(Task details)
Every record listed below should be copied exactly.

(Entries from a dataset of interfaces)
BEGIN
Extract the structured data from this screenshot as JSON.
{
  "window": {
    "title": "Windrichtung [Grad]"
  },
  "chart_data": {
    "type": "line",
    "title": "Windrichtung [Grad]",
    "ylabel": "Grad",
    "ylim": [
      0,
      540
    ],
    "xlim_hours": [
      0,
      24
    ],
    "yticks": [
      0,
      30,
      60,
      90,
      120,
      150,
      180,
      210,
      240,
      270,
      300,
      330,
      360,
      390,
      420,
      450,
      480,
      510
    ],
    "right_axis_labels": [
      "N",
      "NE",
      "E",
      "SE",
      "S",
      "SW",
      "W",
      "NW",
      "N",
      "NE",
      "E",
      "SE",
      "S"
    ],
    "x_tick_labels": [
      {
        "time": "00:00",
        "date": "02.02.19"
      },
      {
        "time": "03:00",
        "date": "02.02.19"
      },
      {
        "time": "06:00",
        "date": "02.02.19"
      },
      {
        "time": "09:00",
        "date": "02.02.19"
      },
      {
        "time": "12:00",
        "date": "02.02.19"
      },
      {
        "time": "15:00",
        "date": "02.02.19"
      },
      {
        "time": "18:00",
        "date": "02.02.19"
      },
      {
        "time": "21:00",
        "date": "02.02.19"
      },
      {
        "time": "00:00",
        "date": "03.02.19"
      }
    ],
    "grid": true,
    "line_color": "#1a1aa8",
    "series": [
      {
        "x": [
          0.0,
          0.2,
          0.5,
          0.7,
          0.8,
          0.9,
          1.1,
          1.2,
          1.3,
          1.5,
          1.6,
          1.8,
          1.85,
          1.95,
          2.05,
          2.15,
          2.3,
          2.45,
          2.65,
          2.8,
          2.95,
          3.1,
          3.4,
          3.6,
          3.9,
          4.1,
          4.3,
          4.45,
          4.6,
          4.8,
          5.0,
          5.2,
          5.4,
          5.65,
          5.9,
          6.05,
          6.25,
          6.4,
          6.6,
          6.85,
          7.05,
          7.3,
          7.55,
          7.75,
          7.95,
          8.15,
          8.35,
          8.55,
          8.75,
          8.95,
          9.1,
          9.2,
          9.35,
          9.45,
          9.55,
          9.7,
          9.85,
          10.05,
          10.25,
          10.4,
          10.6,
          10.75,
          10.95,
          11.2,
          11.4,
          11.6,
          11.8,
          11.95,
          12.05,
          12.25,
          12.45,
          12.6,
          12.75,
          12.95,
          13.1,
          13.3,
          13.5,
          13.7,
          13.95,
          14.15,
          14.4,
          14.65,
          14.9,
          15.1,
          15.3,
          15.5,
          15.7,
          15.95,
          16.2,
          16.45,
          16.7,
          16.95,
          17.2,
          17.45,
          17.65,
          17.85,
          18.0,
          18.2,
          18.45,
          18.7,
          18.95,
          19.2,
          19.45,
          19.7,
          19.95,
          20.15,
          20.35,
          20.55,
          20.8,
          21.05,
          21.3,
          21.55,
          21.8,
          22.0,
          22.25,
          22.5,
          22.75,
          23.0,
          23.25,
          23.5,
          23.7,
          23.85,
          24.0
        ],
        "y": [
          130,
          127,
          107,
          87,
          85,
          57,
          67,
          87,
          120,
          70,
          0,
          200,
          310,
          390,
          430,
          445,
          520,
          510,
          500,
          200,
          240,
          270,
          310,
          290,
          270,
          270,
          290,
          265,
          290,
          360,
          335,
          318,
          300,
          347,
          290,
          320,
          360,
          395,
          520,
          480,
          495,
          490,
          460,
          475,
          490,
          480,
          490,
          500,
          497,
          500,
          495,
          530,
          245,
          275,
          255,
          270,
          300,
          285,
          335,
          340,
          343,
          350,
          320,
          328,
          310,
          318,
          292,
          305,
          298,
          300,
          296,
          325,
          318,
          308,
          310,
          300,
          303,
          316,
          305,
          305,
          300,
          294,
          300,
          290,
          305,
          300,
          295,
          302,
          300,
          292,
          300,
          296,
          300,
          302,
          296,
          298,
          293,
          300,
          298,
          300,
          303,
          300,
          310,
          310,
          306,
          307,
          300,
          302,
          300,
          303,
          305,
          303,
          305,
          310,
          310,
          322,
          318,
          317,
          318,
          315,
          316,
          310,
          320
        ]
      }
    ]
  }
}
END
(Task solution)
Extract the structured data from this screenshot as JSON.
{
  "window": {
    "title": "Windrichtung [Grad]"
  },
  "chart_data": {
    "type": "line",
    "title": "Windrichtung [Grad]",
    "ylabel": "Grad",
    "ylim": [
      0,
      540
    ],
    "xlim_hours": [
      0,
      24
    ],
    "yticks": [
      0,
      30,
      60,
      90,
      120,
      150,
      180,
      210,
      240,
      270,
      300,
      330,
      360,
      390,
      420,
      450,
      480,
      510
    ],
    "right_axis_labels": [
      "N",
      "NE",
      "E",
      "SE",
      "S",
      "SW",
      "W",
      "NW",
      "N",
      "NE",
      "E",
      "SE",
      "S"
    ],
    "x_tick_labels": [
      {
        "time": "00:00",
        "date": "02.02.19"
      },
      {
        "time": "03:00",
        "date": "02.02.19"
      },
      {
        "time": "06:00",
        "date": "02.02.19"
      },
      {
        "time": "09:00",
        "date": "02.02.19"
      },
      {
        "time": "12:00",
        "date": "02.02.19"
      },
      {
        "time": "15:00",
        "date": "02.02.19"
      },
      {
        "time": "18:00",
        "date": "02.02.19"
      },
      {
        "time": "21:00",
        "date": "02.02.19"
      },
      {
        "time": "00:00",
        "date": "03.02.19"
      }
    ],
    "grid": true,
    "line_color": "#1a1aa8",
    "series": [
      {
        "x": [
          0.0,
          0.2,
          0.5,
          0.7,
          0.8,
          0.9,
          1.1,
          1.2,
          1.3,
          1.5,
          1.6,
          1.8,
          1.85,
          1.95,
          2.05,
          2.15,
          2.3,
          2.45,
          2.65,
          2.8,
          2.95,
          3.1,
          3.4,
          3.6,
          3.9,
          4.1,
          4.3,
          4.45,
          4.6,
          4.8,
          5.0,
          5.2,
          5.4,
          5.65,
          5.9,
          6.05,
          6.25,
          6.4,
          6.6,
          6.85,
          7.05,
          7.3,
          7.55,
          7.75,
          7.95,
          8.15,
          8.35,
          8.55,
          8.75,
          8.95,
          9.1,
          9.2,
          9.35,
          9.45,
          9.55,
          9.7,
          9.85,
          10.05,
          10.25,
          10.4,
          10.6,
          10.75,
          10.95,
          11.2,
          11.4,
          11.6,
          11.8,
          11.95,
          12.05,
          12.25,
          12.45,
          12.6,
          12.75,
          12.95,
          13.1,
          13.3,
          13.5,
          13.7,
          13.95,
          14.15,
          14.4,
          14.65,
          14.9,
          15.1,
          15.3,
          15.5,
          15.7,
          15.95,
          16.2,
          16.45,
          16.7,
          16.95,
          17.2,
          17.45,
          17.65,
          17.85,
          18.0,
          18.2,
          18.45,
          18.7,
          18.95,
          19.2,
          19.45,
          19.7,
          19.95,
          20.15,
          20.35,
          20.55,
          20.8,
          21.05,
          21.3,
          21.55,
          21.8,
          22.0,
          22.25,
          22.5,
          22.75,
          23.0,
          23.25,
          23.5,
          23.7,
          23.85,
          24.0
        ],
        "y": [
          130,
          127,
          107,
          87,
          85,
          57,
          67,
          87,
          120,
          70,
          0,
          200,
          310,
          390,
          430,
          445,
          520,
          510,
          500,
          200,
          240,
          270,
          310,
          290,
          270,
          270,
          290,
          265,
          290,
          360,
          335,
          318,
          300,
          347,
          290,
          320,
          360,
          395,
          520,
          480,
          495,
          490,
          460,
          475,
          490,
          480,
          490,
          500,
          497,
          500,
          495,
          530,
          245,
          275,
          255,
          270,
          300,
          285,
          335,
          340,
          343,
          350,
          320,
          328,
          310,
          318,
          292,
          305,
          298,
          300,
          296,
          325,
          318,
          308,
          310,
          300,
          303,
          316,
          305,
          305,
          300,
          294,
          300,
          290,
          305,
          300,
          295,
          302,
          300,
          292,
          300,
          296,
          300,
          302,
          296,
          298,
          293,
          300,
          298,
          300,
          303,
          300,
          310,
          310,
          306,
          307,
          300,
          302,
          300,
          303,
          305,
          303,
          305,
          310,
          310,
          322,
          318,
          317,
          318,
          315,
          316,
          310,
          320
        ]
      }
    ]
  }
}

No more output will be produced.